[Data excerpts]
● ● ●
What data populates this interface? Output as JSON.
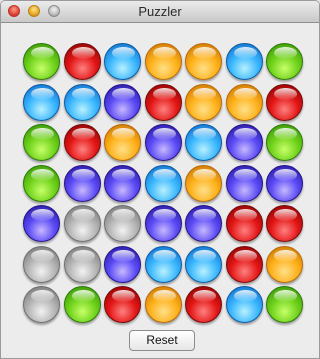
{
  "window": {
    "title": "Puzzler"
  },
  "colors": {
    "green": "#6fd21b",
    "red": "#e31616",
    "blue": "#3ab7ff",
    "orange": "#ffb11a",
    "purple": "#5a4af5",
    "gray": "#b5b5b5"
  },
  "board": {
    "rows": [
      [
        "green",
        "red",
        "blue",
        "orange",
        "orange",
        "blue",
        "green"
      ],
      [
        "blue",
        "blue",
        "purple",
        "red",
        "orange",
        "orange",
        "red"
      ],
      [
        "green",
        "red",
        "orange",
        "purple",
        "blue",
        "purple",
        "green"
      ],
      [
        "green",
        "purple",
        "purple",
        "blue",
        "orange",
        "purple",
        "purple"
      ],
      [
        "purple",
        "gray",
        "gray",
        "purple",
        "purple",
        "red",
        "red"
      ],
      [
        "gray",
        "gray",
        "purple",
        "blue",
        "blue",
        "red",
        "orange"
      ],
      [
        "gray",
        "green",
        "red",
        "orange",
        "red",
        "blue",
        "green"
      ]
    ]
  },
  "controls": {
    "reset_label": "Reset"
  }
}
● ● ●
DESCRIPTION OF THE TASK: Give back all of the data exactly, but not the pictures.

THE COMPLETED TASK:
What data populates this interface? Output as JSON.
{
  "window": {
    "title": "Puzzler"
  },
  "colors": {
    "green": "#6fd21b",
    "red": "#e31616",
    "blue": "#3ab7ff",
    "orange": "#ffb11a",
    "purple": "#5a4af5",
    "gray": "#b5b5b5"
  },
  "board": {
    "rows": [
      [
        "green",
        "red",
        "blue",
        "orange",
        "orange",
        "blue",
        "green"
      ],
      [
        "blue",
        "blue",
        "purple",
        "red",
        "orange",
        "orange",
        "red"
      ],
      [
        "green",
        "red",
        "orange",
        "purple",
        "blue",
        "purple",
        "green"
      ],
      [
        "green",
        "purple",
        "purple",
        "blue",
        "orange",
        "purple",
        "purple"
      ],
      [
        "purple",
        "gray",
        "gray",
        "purple",
        "purple",
        "red",
        "red"
      ],
      [
        "gray",
        "gray",
        "purple",
        "blue",
        "blue",
        "red",
        "orange"
      ],
      [
        "gray",
        "green",
        "red",
        "orange",
        "red",
        "blue",
        "green"
      ]
    ]
  },
  "controls": {
    "reset_label": "Reset"
  }
}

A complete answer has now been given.